That's a fairly general perception in the dietetic community: " 'DIET' stands for 'Developing Intelligent Eating Techniques,' " notes Jana Landkammer, R.D., research nutritionist in the federally funded "Fitness after 50" program, based at the Baltimore VA Medical Center. "The philosophy of most nutritionists today is that it's a lifestyle thing, not something you go on and go off," she says.

A big part of that new lifestyle is increased activity, according Ms. Landkammer, and Dr. Dennis, whose present research is aimed at finding the strategies that will turn weight-losers into weight-maintainers, agrees. "Think of an equation," she says. "If energy in, as food, equals energy out, as activity plus what your body needs just to function, that leads to maintenance. If the equation goes lopsided, you'll gain weight or lose weight."


If the equation starts to shift, she says, you have to increase energy-out, or decrease energy-in, or both. And you have to do it sooner rather than later, when the scale shows a few more pounds or the waistband feels a little tight, not when you're 10 pounds and one size bigger.

But that's not the same as self-denial. While Dr. Dennis will suggest the use of non-stick spray instead of butter or oil in saute pans, or the substitution of frozen yogurt for ice cream, she doesn't rule out standard fare.

"If you have to have 'real' mayonnaise, then you have to watch the amount, and cut the fat back somewhere else," she says. "If a dish of chocolate ice cream is highly coveted, then you can have the ice cream -- but you have to remember that a serving is half a cup, not half a quart. And you can have it on occasion, but not three times a day. And you have to think of it as part of your

daily allotment, not on top of it."

That daily allotment is based on specific portions of fat, starch, lean-meat equivalents, fruits, vegetables and milk from the exchange system developed by the American Dietetic Association and the American Diabetes Association. By that accounting, one-half cup of ice cream equals one starch and two fats. The same quantity of rice milk is one starch and one fat; sherbet is one starch.

Where weight is concerned, the most critical part of the exchange is the fat, which packs more than double the calories, per unit of weight, as carbohydrates do, and is also more likely to be turned into body fat than carbohydrates are.


So, if you can reduce your intake of fat, you get a double whammy in weight control.

In the laboratory for the study of human ingestive behavior (eating) at the Johns Hopkins Medical Institutions, psychiatry professor Barbara Rolls, Ph.D., has been studying the response of non-dieting volunteers to various kinds of dietary manipulations: She has, for instance, found that you eat more when you've got a lot of variety on your plate than you do when you're presented with monotonous food.

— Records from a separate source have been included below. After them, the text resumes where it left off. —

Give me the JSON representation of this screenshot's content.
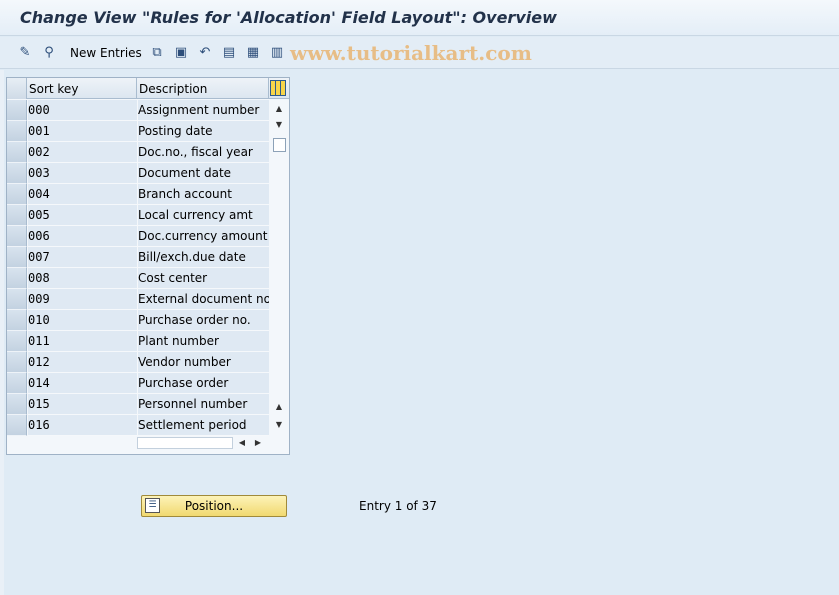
{
  "window": {
    "title": "Change View \"Rules for 'Allocation' Field Layout\": Overview"
  },
  "toolbar": {
    "icons": [
      {
        "name": "change-display-icon",
        "glyph": "✎"
      },
      {
        "name": "find-icon",
        "glyph": "⚲"
      },
      {
        "name": "copy-as-icon",
        "glyph": "⧉"
      },
      {
        "name": "delete-icon",
        "glyph": "▣"
      },
      {
        "name": "undo-change-icon",
        "glyph": "↶"
      },
      {
        "name": "select-all-icon",
        "glyph": "▤"
      },
      {
        "name": "select-block-icon",
        "glyph": "▦"
      },
      {
        "name": "deselect-all-icon",
        "glyph": "▥"
      }
    ],
    "new_entries_label": "New Entries",
    "watermark": "www.tutorialkart.com"
  },
  "table": {
    "columns": [
      "Sort key",
      "Description"
    ],
    "rows": [
      {
        "key": "000",
        "desc": "Assignment number"
      },
      {
        "key": "001",
        "desc": "Posting date"
      },
      {
        "key": "002",
        "desc": "Doc.no., fiscal year"
      },
      {
        "key": "003",
        "desc": "Document date"
      },
      {
        "key": "004",
        "desc": "Branch account"
      },
      {
        "key": "005",
        "desc": "Local currency amt"
      },
      {
        "key": "006",
        "desc": "Doc.currency amount"
      },
      {
        "key": "007",
        "desc": "Bill/exch.due date"
      },
      {
        "key": "008",
        "desc": "Cost center"
      },
      {
        "key": "009",
        "desc": "External document no"
      },
      {
        "key": "010",
        "desc": "Purchase order no."
      },
      {
        "key": "011",
        "desc": "Plant number"
      },
      {
        "key": "012",
        "desc": "Vendor number"
      },
      {
        "key": "014",
        "desc": "Purchase order"
      },
      {
        "key": "015",
        "desc": "Personnel number"
      },
      {
        "key": "016",
        "desc": "Settlement period"
      }
    ]
  },
  "footer": {
    "position_button_label": "Position...",
    "entry_info": "Entry 1 of 37"
  }
}
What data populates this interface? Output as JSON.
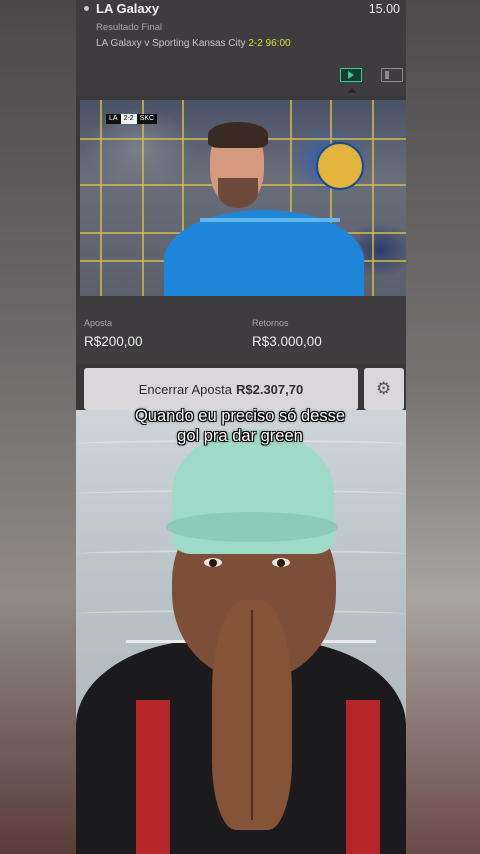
{
  "bet": {
    "team": "LA Galaxy",
    "odds": "15.00",
    "result_label": "Resultado Final",
    "match": "LA Galaxy v Sporting Kansas City",
    "score": "2-2",
    "minute": "96:00"
  },
  "video": {
    "scorebug_home": "LA",
    "scorebug_score": "2-2",
    "scorebug_away": "SKC"
  },
  "stake": {
    "label": "Aposta",
    "value": "R$200,00"
  },
  "returns": {
    "label": "Retornos",
    "value": "R$3.000,00"
  },
  "cashout": {
    "label": "Encerrar Aposta",
    "amount": "R$2.307,70"
  },
  "caption": {
    "line1": "Quando eu preciso só desse",
    "line2": "gol pra dar green"
  },
  "colors": {
    "accent": "#d8e23a",
    "stream": "#2bd19a",
    "panel": "#3f3c3f"
  },
  "icons": {
    "stream": "tv-icon",
    "stats": "list-icon",
    "settings": "gear-icon"
  }
}
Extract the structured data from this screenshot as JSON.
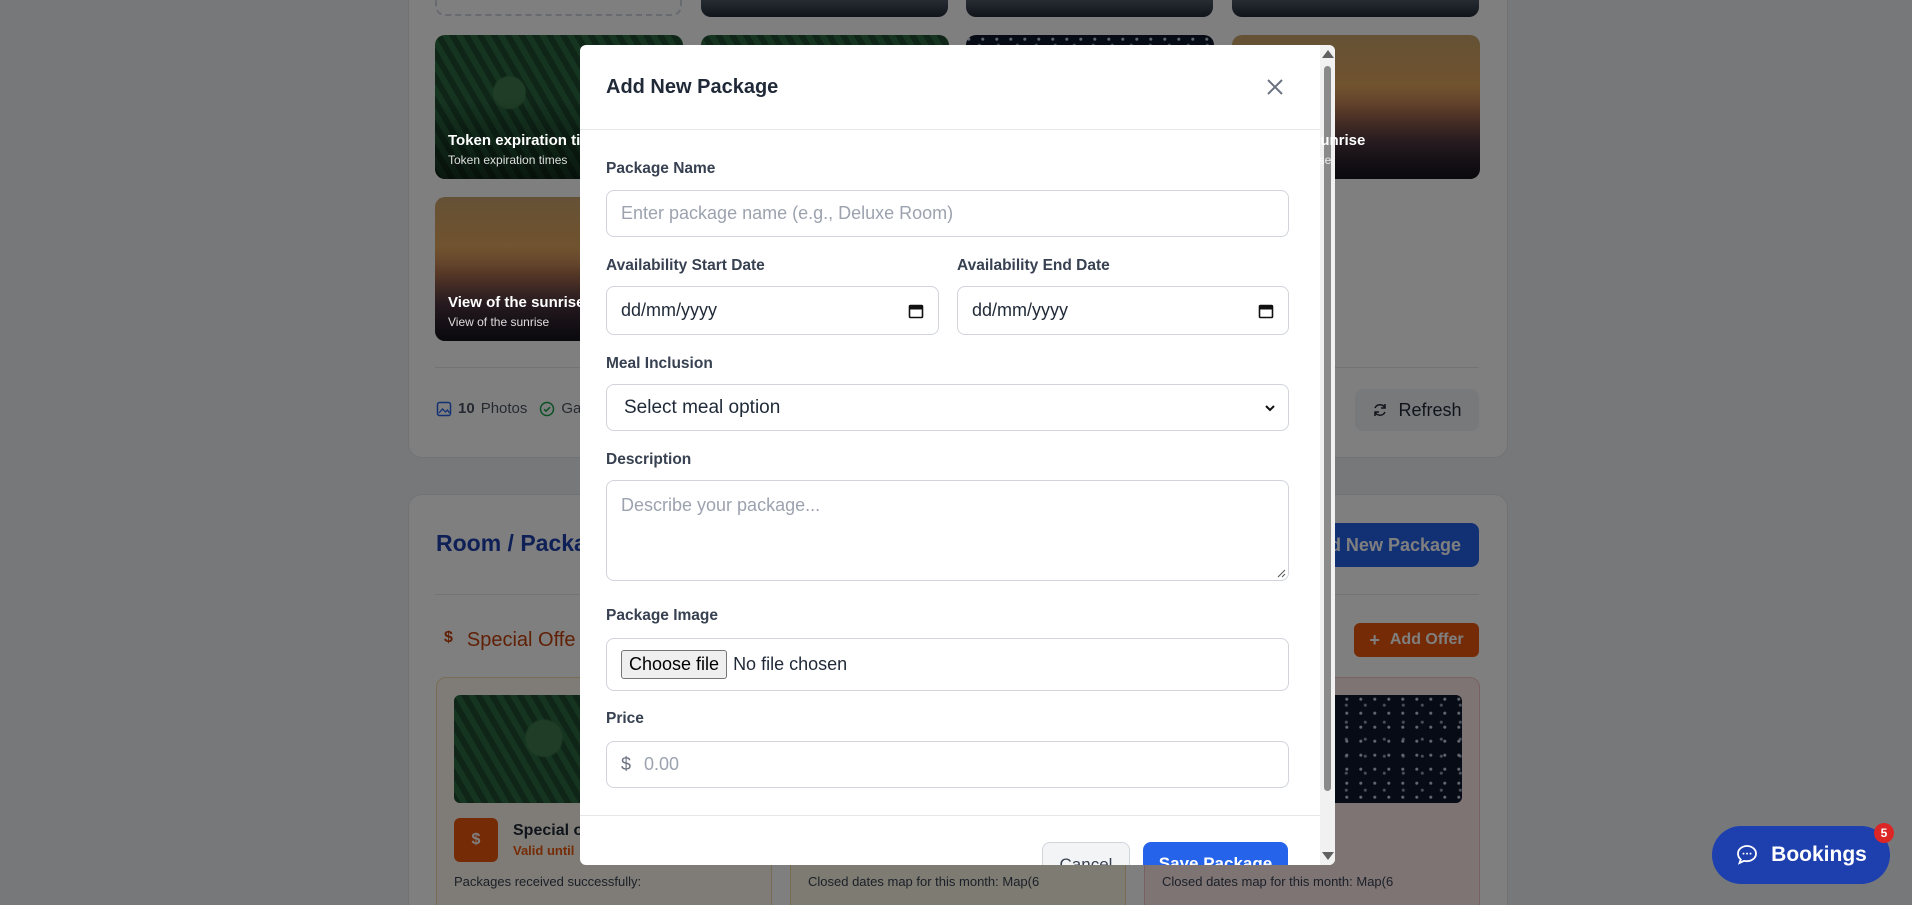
{
  "background": {
    "gallery_photos": [
      {
        "title": "Token expiration ti",
        "subtitle": "Token expiration times"
      },
      {
        "title": "",
        "subtitle": ""
      },
      {
        "title": "",
        "subtitle": ""
      },
      {
        "title": "sunrise",
        "subtitle": "rise"
      },
      {
        "title": "View of the sunrise",
        "subtitle": "View of the sunrise"
      }
    ],
    "stats": {
      "photos_count": "10",
      "photos_label": "Photos",
      "gallery_label": "Ga"
    },
    "refresh_label": "Refresh",
    "section_title": "Room / Packa",
    "add_package_label": "d New Package",
    "offers_title": "Special Offe",
    "offers_icon": "$",
    "add_offer_label": "Add Offer",
    "offers": [
      {
        "title": "Special o",
        "valid": "Valid until",
        "icon": "$",
        "text": "Packages received successfully:"
      },
      {
        "title": "",
        "valid": "",
        "icon": "",
        "text": "Closed dates map for this month: Map(6"
      },
      {
        "title": "",
        "valid": "",
        "icon": "",
        "text": "Closed dates map for this month: Map(6"
      }
    ],
    "bookings_label": "Bookings",
    "bookings_badge": "5"
  },
  "modal": {
    "title": "Add New Package",
    "package_name": {
      "label": "Package Name",
      "placeholder": "Enter package name (e.g., Deluxe Room)",
      "value": ""
    },
    "start_date": {
      "label": "Availability Start Date",
      "value": "dd/mm/yyyy"
    },
    "end_date": {
      "label": "Availability End Date",
      "value": "dd/mm/yyyy"
    },
    "meal": {
      "label": "Meal Inclusion",
      "selected": "Select meal option"
    },
    "description": {
      "label": "Description",
      "placeholder": "Describe your package..."
    },
    "image": {
      "label": "Package Image",
      "button": "Choose file",
      "status": "No file chosen"
    },
    "price": {
      "label": "Price",
      "currency": "$",
      "placeholder": "0.00"
    },
    "cancel_label": "Cancel",
    "save_label": "Save Package"
  },
  "colors": {
    "primary": "#2563eb",
    "accent_orange": "#ea580c",
    "title_blue": "#1e40af"
  }
}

And, she's seen that people who get fat-free foods, as meals or pre-meal snacks, do not crave more fat later in the day. Therefore, she suggests, a low-fat diet might help people lose weight successfully without really trying.

In the past year, the American Journal of Clinical Nutrition published two studies -- one from Cornell University in Ithaca, N.Y., and the other from the Fred Hutchinson Cancer Center in Seattle -- showing that this is indeed what happens. In both experiments, women who reduced their daily fat intake from nearly 40 percent of calories to about 22 percent lost weight even though they were not deliberately dieting.